39. Janke K, Propper C, Henderson J. Do current levels of air pollution kill? The impact of air pollution on population mortality in England. Health Econ 2009; 18:1031-55.         

40. Companhia de Tecnologia de Saneamento Ambiental. Relatório de qualidade do ar no Estado de São Paulo, 1996. São Paulo: Companhia de Tecnologia de Saneamento Ambiental; 1997.         

41. Ribeiro H, Pesquero C. Queimadas de cana-de-açúcar: avaliação de efeitos na qualidade do ar e na saúde respiratória de crianças. Estud Av 2010; 24:255-71.         

42. Arbex MA, Böhm GM, Saldiva PH, Conceição GM, Pope 3rd AC, Braga AL. Assessment of the effects of sugar cane plantation burning on daily counts of inhalation therapy. J Air Waste Manag Assoc 2000; 50:1745-9.         

43. Borges JRP. O processo de avanço das lavouras de cana-de-açúcar em assentamento rural e seus impactos à saúde humana e ao ambiente - um estudo de percepção de riscos socioambientais. In: VI Congresso de Meio Ambiente da Associação Universidade Grupo de Montevideo. (accessed on 20/Dec/2011).         

44. Zhang L, Costa MG, Avila LH, Bonfanti T, Ferruzzi EH. Asthma related knowledge among parents of asthmatic children at the moment of admission to a specialized service. Rev Assoc Med Bras 2005; 51:342-7.         

45. Gamble JF, Lewis RJ. Health and respirable particulate (PM10) air pollution: a causal or statistical association?

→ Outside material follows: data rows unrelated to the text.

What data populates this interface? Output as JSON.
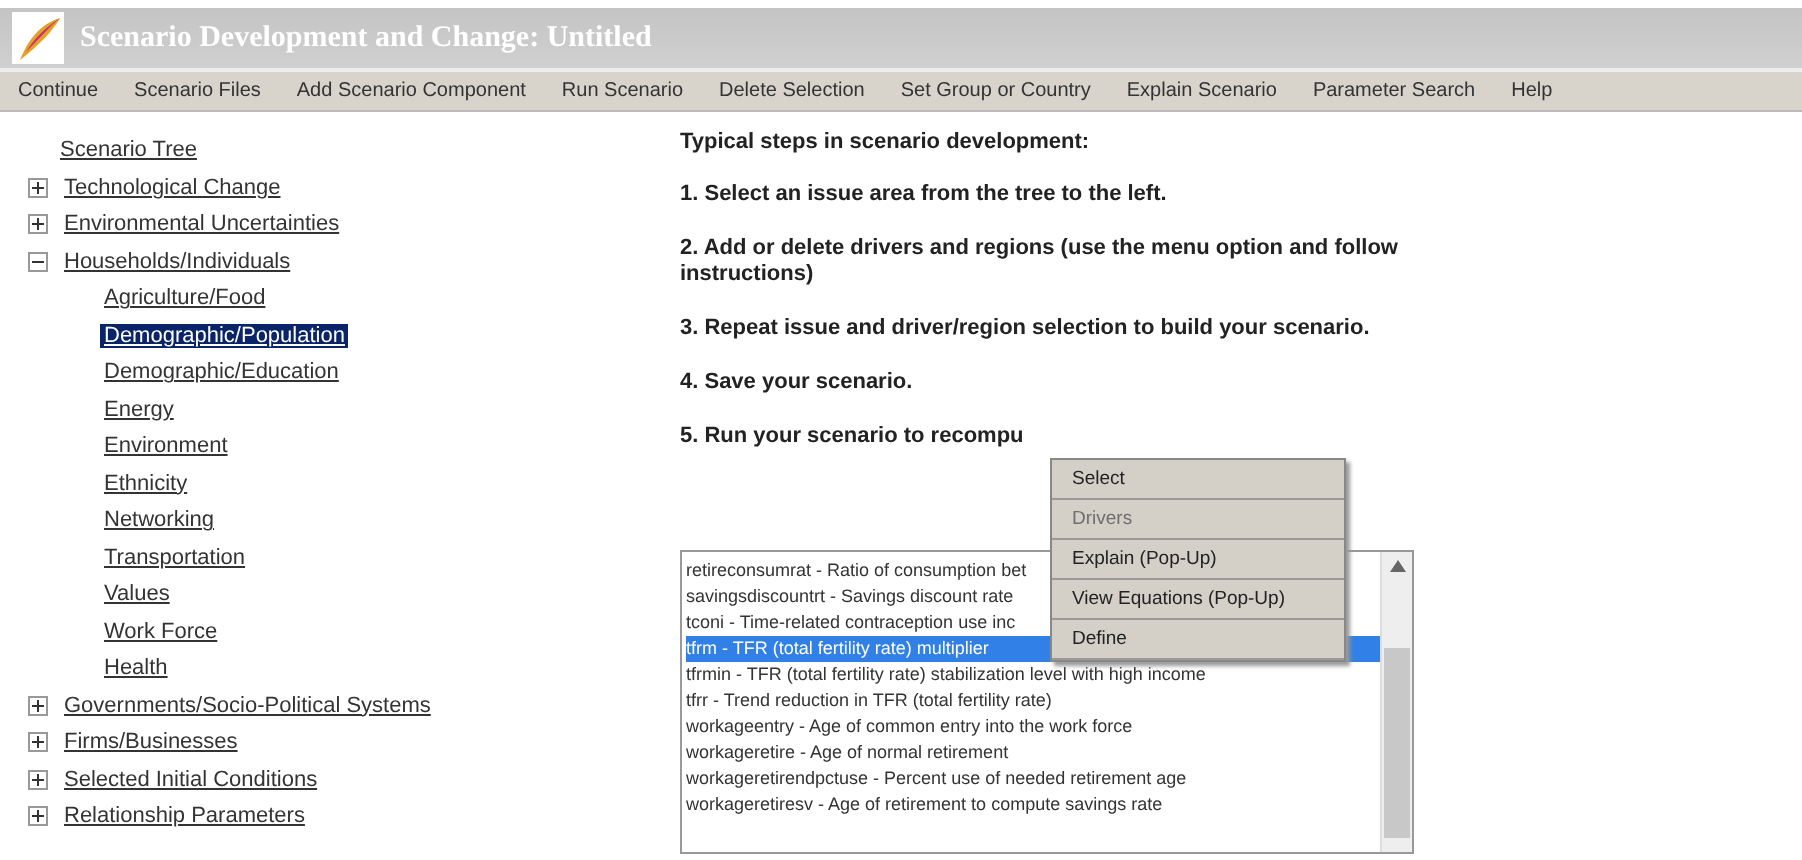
{
  "window": {
    "title": "Scenario Development and Change: Untitled"
  },
  "menu": [
    "Continue",
    "Scenario Files",
    "Add Scenario Component",
    "Run Scenario",
    "Delete Selection",
    "Set Group or Country",
    "Explain Scenario",
    "Parameter Search",
    "Help"
  ],
  "tree": {
    "root": "Scenario Tree",
    "items": [
      {
        "label": "Technological Change",
        "expanded": false,
        "selected": false
      },
      {
        "label": "Environmental Uncertainties",
        "expanded": false,
        "selected": false
      },
      {
        "label": "Households/Individuals",
        "expanded": true,
        "selected": false,
        "children": [
          {
            "label": "Agriculture/Food",
            "selected": false
          },
          {
            "label": "Demographic/Population",
            "selected": true
          },
          {
            "label": "Demographic/Education",
            "selected": false
          },
          {
            "label": "Energy",
            "selected": false
          },
          {
            "label": "Environment",
            "selected": false
          },
          {
            "label": "Ethnicity",
            "selected": false
          },
          {
            "label": "Networking",
            "selected": false
          },
          {
            "label": "Transportation",
            "selected": false
          },
          {
            "label": "Values",
            "selected": false
          },
          {
            "label": "Work Force",
            "selected": false
          },
          {
            "label": "Health",
            "selected": false
          }
        ]
      },
      {
        "label": "Governments/Socio-Political Systems",
        "expanded": false,
        "selected": false
      },
      {
        "label": "Firms/Businesses",
        "expanded": false,
        "selected": false
      },
      {
        "label": "Selected Initial Conditions",
        "expanded": false,
        "selected": false
      },
      {
        "label": "Relationship Parameters",
        "expanded": false,
        "selected": false
      }
    ]
  },
  "steps": {
    "heading": "Typical steps in scenario development:",
    "items": [
      "1. Select an issue area from the tree to the left.",
      "2. Add or delete drivers and regions (use the menu option and follow instructions)",
      "3. Repeat issue and driver/region selection to build your scenario.",
      "4. Save your scenario.",
      "5. Run your scenario to recompu"
    ]
  },
  "parameters": [
    {
      "text": "retireconsumrat - Ratio of consumption bet",
      "selected": false
    },
    {
      "text": "savingsdiscountrt - Savings discount rate",
      "selected": false
    },
    {
      "text": "tconi - Time-related contraception use inc",
      "selected": false
    },
    {
      "text": "tfrm - TFR (total fertility rate) multiplier",
      "selected": true
    },
    {
      "text": "tfrmin - TFR (total fertility rate) stabilization level with high income",
      "selected": false
    },
    {
      "text": "tfrr - Trend reduction in TFR (total fertility rate)",
      "selected": false
    },
    {
      "text": "workageentry - Age of common entry into the work force",
      "selected": false
    },
    {
      "text": "workageretire - Age of normal retirement",
      "selected": false
    },
    {
      "text": "workageretirendpctuse - Percent use of needed retirement age",
      "selected": false
    },
    {
      "text": "workageretiresv - Age of retirement to compute savings rate",
      "selected": false
    }
  ],
  "context_menu": [
    {
      "label": "Select",
      "disabled": false
    },
    {
      "label": "Drivers",
      "disabled": true
    },
    {
      "label": "Explain (Pop-Up)",
      "disabled": false
    },
    {
      "label": "View Equations (Pop-Up)",
      "disabled": false
    },
    {
      "label": "Define",
      "disabled": false
    }
  ]
}
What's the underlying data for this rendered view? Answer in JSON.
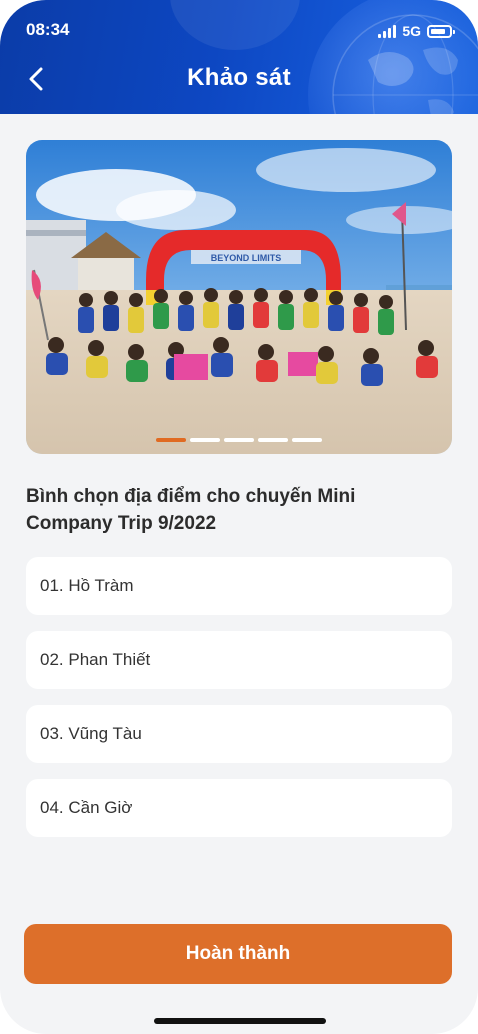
{
  "status_bar": {
    "time": "08:34",
    "network": "5G",
    "icons": [
      "signal-icon",
      "battery-icon"
    ]
  },
  "header": {
    "title": "Khảo sát",
    "back_icon": "chevron-left-icon"
  },
  "banner": {
    "slide_count": 5,
    "active_slide": 1,
    "arch_text": "BEYOND LIMITS",
    "colors": {
      "active_dot": "#e06a22",
      "inactive_dot": "#ffffff"
    }
  },
  "survey": {
    "question": "Bình chọn địa điểm cho chuyến Mini Company Trip 9/2022",
    "options": [
      {
        "label": "01. Hồ Tràm"
      },
      {
        "label": "02. Phan Thiết"
      },
      {
        "label": "03. Vũng Tàu"
      },
      {
        "label": "04. Cần Giờ"
      }
    ]
  },
  "actions": {
    "submit_label": "Hoàn thành"
  },
  "theme": {
    "header_blue": "#0d47c2",
    "accent_orange": "#dd6f2a",
    "page_background": "#f3f4f6"
  }
}
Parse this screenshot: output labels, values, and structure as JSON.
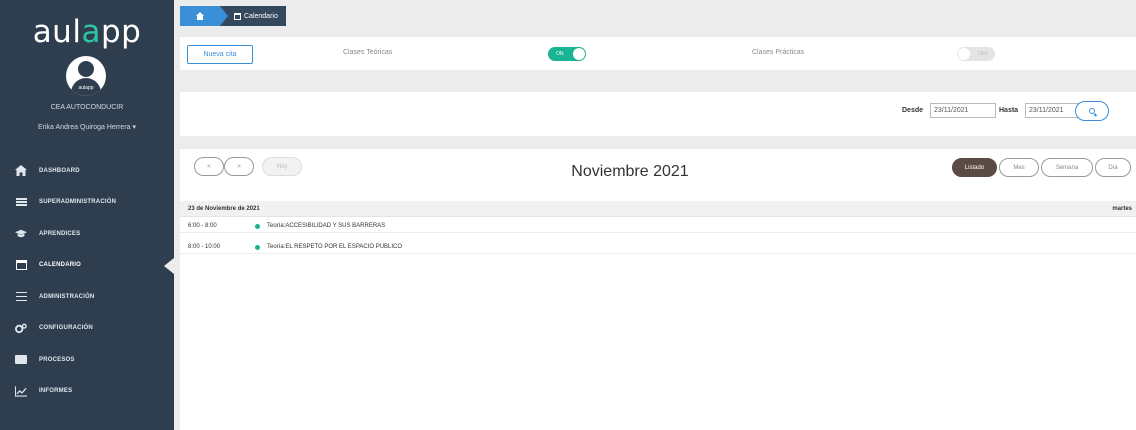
{
  "sidebar": {
    "logo_left": "aul",
    "logo_accent": "a",
    "logo_right": "pp",
    "avatar_label": "aulapp",
    "org": "CEA AUTOCONDUCIR",
    "user": "Erika Andrea Quiroga Herrera",
    "user_caret": "▾",
    "items": [
      {
        "label": "DASHBOARD",
        "icon": "home-icon"
      },
      {
        "label": "SUPERADMINISTRACIÓN",
        "icon": "list-icon"
      },
      {
        "label": "APRENDICES",
        "icon": "graduation-cap-icon"
      },
      {
        "label": "CALENDARIO",
        "icon": "calendar-icon"
      },
      {
        "label": "ADMINISTRACIÓN",
        "icon": "sliders-icon"
      },
      {
        "label": "CONFIGURACIÓN",
        "icon": "cogs-icon"
      },
      {
        "label": "PROCESOS",
        "icon": "folder-icon"
      },
      {
        "label": "INFORMES",
        "icon": "line-chart-icon"
      }
    ]
  },
  "breadcrumb": {
    "current": "Calendario"
  },
  "filters": {
    "new_button": "Nueva cita",
    "theory_label": "Clases Teóricas",
    "theory_toggle": "ON",
    "practice_label": "Clases Prácticas",
    "practice_toggle": "OFF"
  },
  "dates": {
    "from_label": "Desde",
    "from_value": "23/11/2021",
    "to_label": "Hasta",
    "to_value": "23/11/2021"
  },
  "calendar": {
    "prev": "<",
    "next": ">",
    "today": "Hoy",
    "title": "Noviembre 2021",
    "views": [
      "Listado",
      "Mes",
      "Semana",
      "Día"
    ],
    "day_label": "23 de Noviembre de 2021",
    "weekday": "martes",
    "events": [
      {
        "time": "6:00 - 8:00",
        "title": "Teoría:ACCESIBILIDAD Y SUS BARRERAS"
      },
      {
        "time": "8:00 - 10:00",
        "title": "Teoría:EL RESPETO POR EL ESPACIO PUBLICO"
      }
    ]
  },
  "colors": {
    "sidebar": "#2f3e4e",
    "primary": "#3a8fd6",
    "event_dot": "#1ab394",
    "active_view": "#5a4b44"
  }
}
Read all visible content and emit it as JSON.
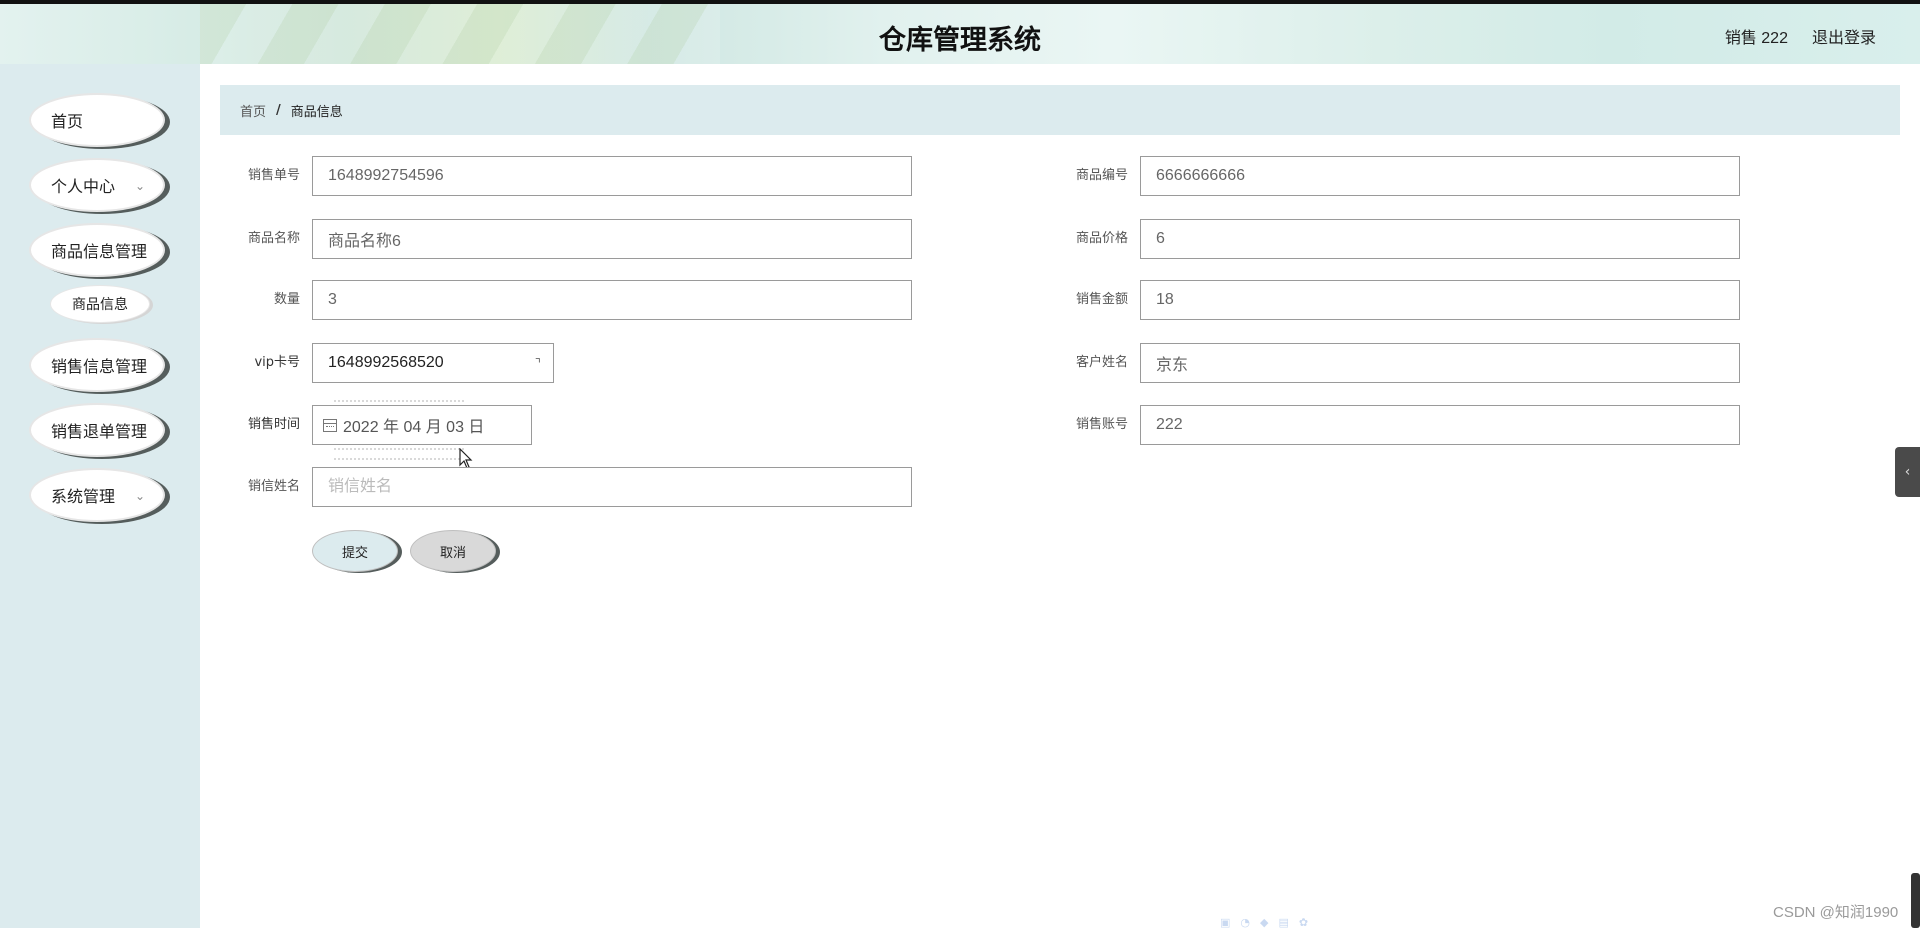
{
  "header": {
    "title": "仓库管理系统",
    "user": "销售 222",
    "logout": "退出登录"
  },
  "sidebar": {
    "items": [
      {
        "label": "首页",
        "has_children": false
      },
      {
        "label": "个人中心",
        "has_children": true
      },
      {
        "label": "商品信息管理",
        "has_children": false
      },
      {
        "label": "销售信息管理",
        "has_children": false
      },
      {
        "label": "销售退单管理",
        "has_children": false
      },
      {
        "label": "系统管理",
        "has_children": true
      }
    ],
    "subitem": "商品信息",
    "chevron": "⌄"
  },
  "breadcrumb": {
    "home": "首页",
    "separator": "/",
    "current": "商品信息"
  },
  "form": {
    "sale_no": {
      "label": "销售单号",
      "value": "1648992754596"
    },
    "product_code": {
      "label": "商品编号",
      "value": "6666666666"
    },
    "product_name": {
      "label": "商品名称",
      "value": "商品名称6"
    },
    "product_price": {
      "label": "商品价格",
      "value": "6"
    },
    "quantity": {
      "label": "数量",
      "value": "3"
    },
    "sale_amount": {
      "label": "销售金额",
      "value": "18"
    },
    "vip_card": {
      "label": "vip卡号",
      "value": "1648992568520"
    },
    "customer_name": {
      "label": "客户姓名",
      "value": "京东"
    },
    "sale_time": {
      "label": "销售时间",
      "value": "2022 年 04 月 03 日"
    },
    "sale_account": {
      "label": "销售账号",
      "value": "222"
    },
    "seller_name": {
      "label": "销信姓名",
      "placeholder": "销信姓名"
    }
  },
  "buttons": {
    "submit": "提交",
    "cancel": "取消"
  },
  "side_handle": "‹",
  "watermark": "CSDN @知润1990",
  "colors": {
    "sidebar_bg": "#dcebee",
    "breadcrumb_bg": "#dcebee",
    "menu_shadow": "#555d5c",
    "cancel_bg": "#d9d9d9"
  }
}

Environ Health Perspect 1996; 104:838-50.         



Endereço para correspondência:
E. Z. Martinez
Faculdade de Medicina de Ribeirão Preto
Universidade de São Paulo
Av. Bandeirantes 3900
Ribeirão Preto, SP 14049-900, Brasil

Submitted on 06/Sep/2011
Final version resubmitted on 22/Dec/2011
Approved on 08/Feb/2012

Escola Nacional de Saúde Pública Sergio Arouca, Fundação Oswaldo Cruz Rio de Janeiro - RJ - Brazil